Gov't Mule, Dark Side of the Mule $13 (standard), $32 (deluxe)
Dude. Floyd good. Mule good. Mule + Floyd = dude. That kind of monosyllabic logic isn't hyperbole. Gov't Mule, led by gravelly-voiced guitar god Warren Haynes, are legends in their own right, and the idea of them paying tribute to the legendary Pink Floyd should make music fans slobbery. And this set, recorded on Halloween 2008 in Boston, exceeds all expectations. Mule, joined by saxophonist Ron Holloway and two of Floyd's actual backing vocalists, nails Floyd's sublime atmospheric sound while infusing it with that trademark Gov't Mule slow burn. It's a captivating, one-sitting listen that will leave you nearly speechless. (Review is for standard single-disc version. A deluxe three-CD/one-DVD version contains the full three-hour show.) (RH)


Record Bags, $15-$21
Transportation of vinyl is tricky business; backpacks and messenger bags aren't friendly to the large square sleeves, resulting in dog-eared corners and other unfortunate wear.
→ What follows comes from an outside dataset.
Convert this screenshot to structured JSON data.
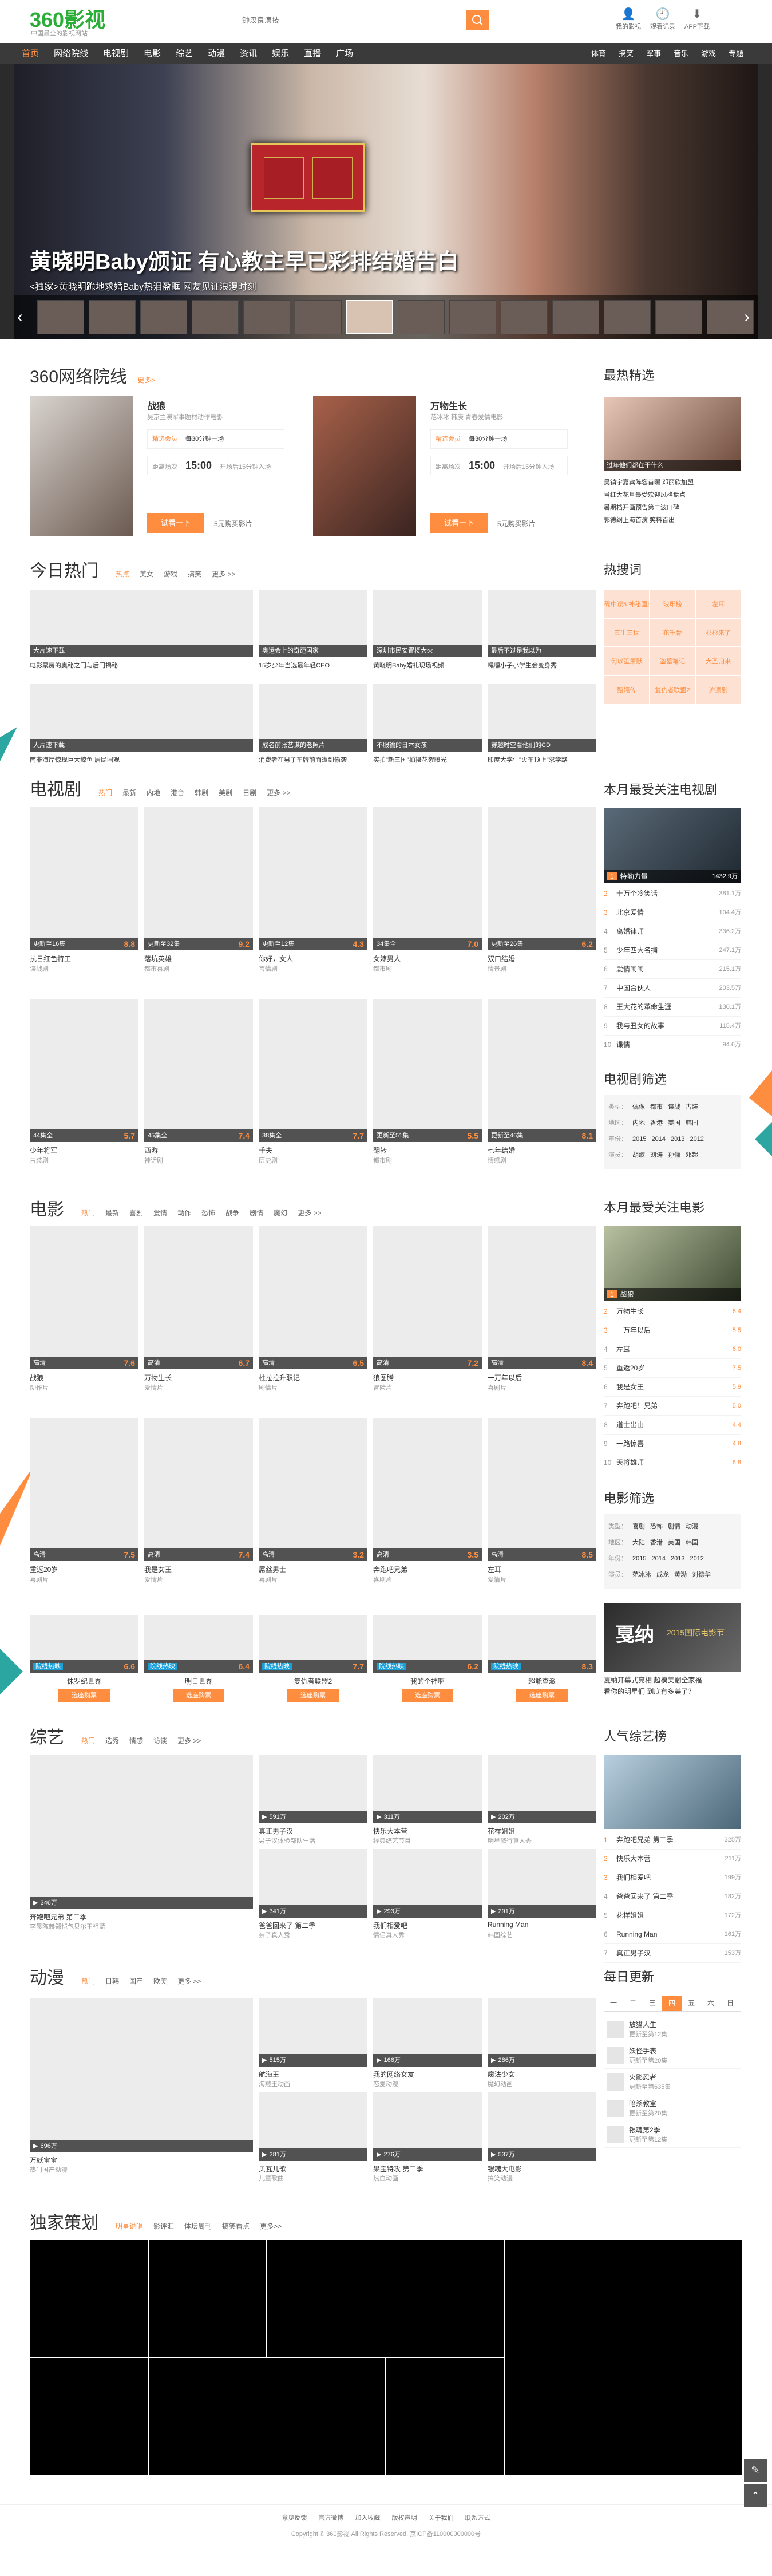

Specially sized to carry LPs with room to spare for essentials, these screenprinted canvas bags are a perfect solution and come in a variety of eye-catching designs, like the satisfying gloomy one from Stay Home Club that reads, "We are all hurtling toward our inevitable deaths." (KS) Albatross Recordings & Ephemera, 870 E. 900 South, Salt Lake City


WKRP in Cincinnati: The Complete Series, $140
If you've ever wondered why WKRP in Cincinnati—one of the funniest sitcoms of the late '70s/early '80s—hasn't gotten the complete series treatment, it's because the show was stuck in the same music-licensing muck that once stalled The Wonder Years and Freaks & Geeks. Thankfully, Shout! Factory has turned this problem into a specialty, and they've restored much of the original music (more than 200 songs) by artists like Chic, Nick Lowe, AC/DC and Blondie, whose "Heart of Glass" became a hit after its inclusion in the first-season episode "A Commercial Break." Mostly intact, the series holds up with a heart as big as its wistful opening theme and a sense of humor as rollicking as the end-credits song, with its gibberish lyrics. (RH)


Local Music, $1-$12
Buying local music at a local record store probably results in extra-good karma, but that's not the only reason a locally made album would make an excellent gift for a music fan. Whenever you buy a local album, you're supporting a passionate local artist with a crappy day job as well as the Salt Lake City music scene, instead of some money-grubbing streaming service or auto-tuned wannabe "musician." And Diabolical Records has a diverse selection, with music from bands including Secret Abilities, Giraffula, Huldra, Red Bennies and many more. (KS) Diabolical Records, 238 S. Edison St., Salt Lake City, 801-792-9204,